Who, indeed? Not for nothing were 14-inch “action figures” of President Bush in fighter-pilot regalia for sale soon after he announced “Mission Accomplished” in Iraq. Today, it’s Sen. John McCain who most obviously seeks the role, with his cocky, wisecracking fighter-jock persona and penchant for blustering tough talk.
Yeah, McCain was joking when he sang “Bomb, bomb Iran.” But in the most serious sense, he wasn’t. There’s no doubt McCain actually thinks hitting Tehran would accomplish something apart from killing thousands of Persians and convincing much of the world that the United States has become a dangerous, irrational bully.
Does Iran have an anti-democratic, authoritarian government? It does. You definitely wouldn’t want to live there. But is Iran a threat to you and me?

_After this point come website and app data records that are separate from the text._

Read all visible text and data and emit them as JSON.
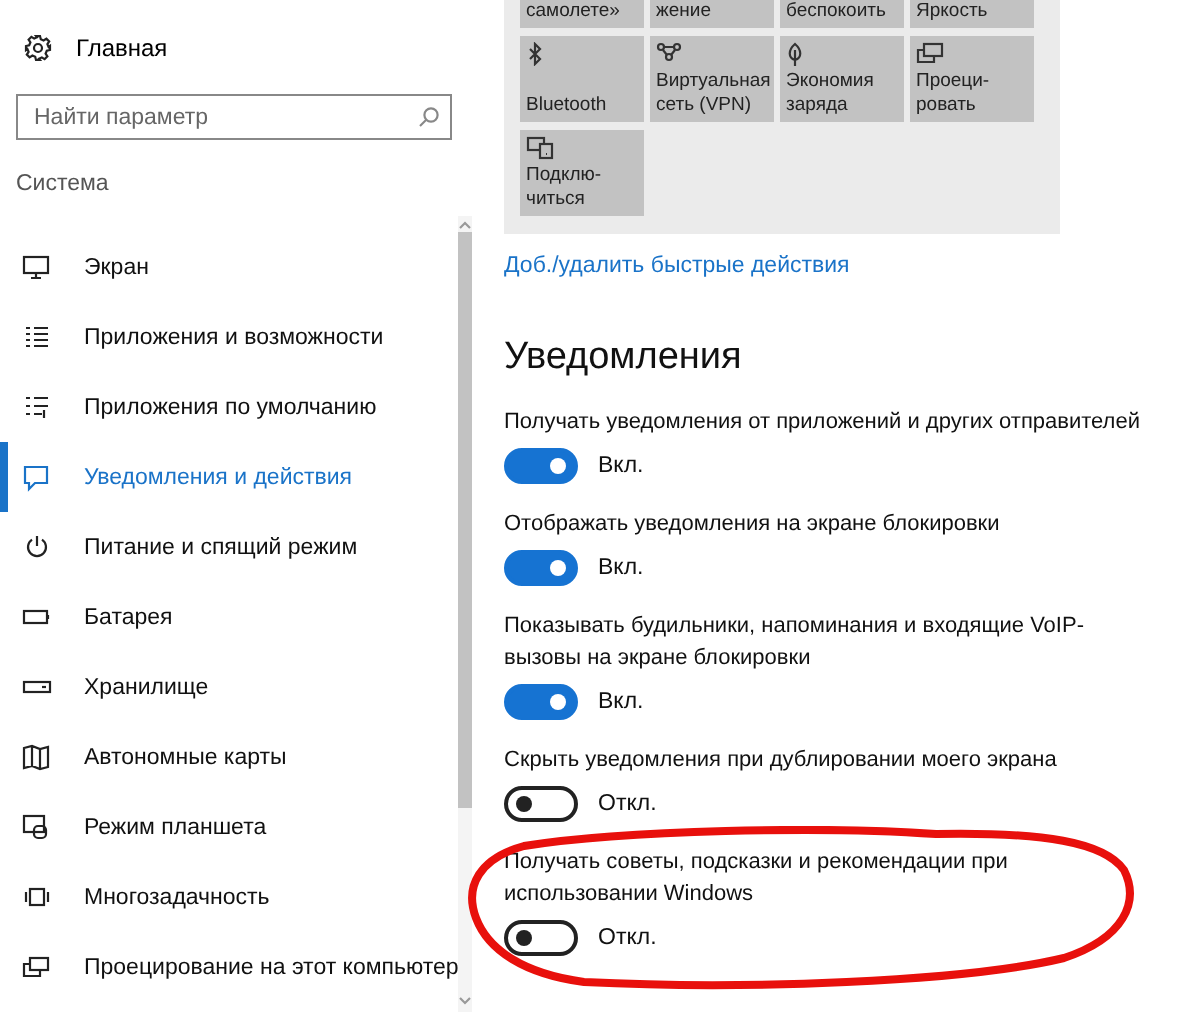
{
  "sidebar": {
    "home": {
      "label": "Главная"
    },
    "search": {
      "placeholder": "Найти параметр"
    },
    "section": "Система",
    "items": [
      {
        "label": "Экран",
        "selected": false
      },
      {
        "label": "Приложения и возможности",
        "selected": false
      },
      {
        "label": "Приложения по умолчанию",
        "selected": false
      },
      {
        "label": "Уведомления и действия",
        "selected": true
      },
      {
        "label": "Питание и спящий режим",
        "selected": false
      },
      {
        "label": "Батарея",
        "selected": false
      },
      {
        "label": "Хранилище",
        "selected": false
      },
      {
        "label": "Автономные карты",
        "selected": false
      },
      {
        "label": "Режим планшета",
        "selected": false
      },
      {
        "label": "Многозадачность",
        "selected": false
      },
      {
        "label": "Проецирование на этот компьютер",
        "selected": false
      }
    ]
  },
  "quick_actions": {
    "tiles": [
      {
        "label": "самолете»"
      },
      {
        "label": "жение"
      },
      {
        "label": "беспокоить"
      },
      {
        "label": "Яркость"
      },
      {
        "label": "Bluetooth"
      },
      {
        "label": "Виртуальная сеть (VPN)"
      },
      {
        "label": "Экономия заряда"
      },
      {
        "label": "Проеци-ровать"
      },
      {
        "label": "Подклю-читься"
      }
    ],
    "link": "Доб./удалить быстрые действия"
  },
  "notifications": {
    "heading": "Уведомления",
    "settings": [
      {
        "label": "Получать уведомления от приложений и других отправителей",
        "on": true,
        "state_text": "Вкл."
      },
      {
        "label": "Отображать уведомления на экране блокировки",
        "on": true,
        "state_text": "Вкл."
      },
      {
        "label": "Показывать будильники, напоминания и входящие VoIP-вызовы на экране блокировки",
        "on": true,
        "state_text": "Вкл."
      },
      {
        "label": "Скрыть уведомления при дублировании моего экрана",
        "on": false,
        "state_text": "Откл."
      },
      {
        "label": "Получать советы, подсказки и рекомендации при использовании Windows",
        "on": false,
        "state_text": "Откл."
      }
    ]
  }
}
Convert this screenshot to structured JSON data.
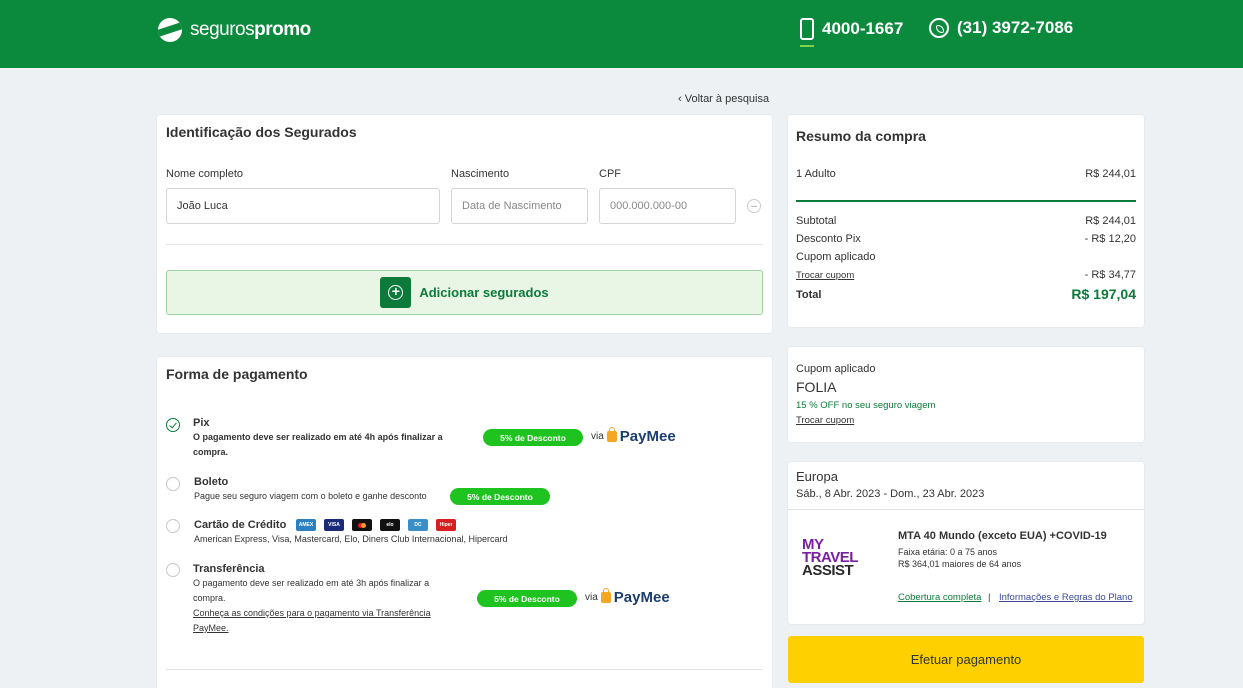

In rational terms, it’s hard to see how. Besides being located on the opposite side of the planet, Iran’s total military budget, estimated at $4.5 billion, is roughly equal to mighty Finland’s. During the ‘90s, it fought Saddam Hussein’s army to a bloody standoff. Iran scarcely has an air force. Its navy can’t project force outside the Persian Gulf, where U.S. aircraft carrier groups patrol constantly. The Iranians haven’t attacked anybody since the 18th century. There’s no sign they’re planning to.
Here’s how the voiceover narrator of the latest McCain TV ad frames it:
“Iran. Radical Islamic government. Known sponsors of terrorism. Developing nuclear capabilities to ‘generate power’ but threatening to eliminate Israel.
“Obama says Iran is a ‘tiny’ country, ‘doesn’t pose a serious threat.’ Terrorism, destroying Israel, those aren’t ‘serious threats’?
“Obama — dangerously unprepared to be president.”
Courtesy of Steve Benen’s Washington Monthly blog, here’s what Obama actually said:
“Strong countries and strong Presidents talk to their adversaries. That’s what Kennedy did with Khrushchev. That’s what Reagan did with Gorbachev. That’s what Nixon did with Mao. I mean, think about it: Iran, Cuba, Venezuela — these are countries tiny compared with the Soviet Union. They don’t pose a serious threat to us the way the Soviet Union posed a threat to us. And yet we were willing to talk to the Soviet Union at a time when they were saying, ‘We’re going to wipe you off the planet.’ And ultimately, that direct engagement led to a series of measures that helped prevent nuclear war and over time allowed the kind of opening that brought down the Berlin Wall.”
Let’s ignore the flagrant dishonesty of the McCain ad. Read it aloud. What does it sound like?
It’s basically a promo for “Air Force One: Part II,” featuring kebab-eating Persians instead of Kazakhs. Never mind that Iranians hate and fear al Qaeda as much as Americans do. That’s too complicated for audiences waddling into Wal-Mart for the DVD.
Ever since 9/11, the script has called for equal measures of boasting and hysteria. We’re No. 1! (And we’re scared of our own shadow.)
Poor little nuclear-armed Israel, perennially agitated by its own Chicken Little faction, plays the damsel in distress. Is it possible that a nation like Iran, constantly threatened by U.S. and Israeli bombing attacks, might seek a deterrent?
Perish the thought. Perish thinking. The given of the action/adventure genre is that evil has no point of view. It exists as a purely one-dimensional phenomenon. Only melodramatic, purifying violence can vanquish it.
Until the next cartoon villain comes along.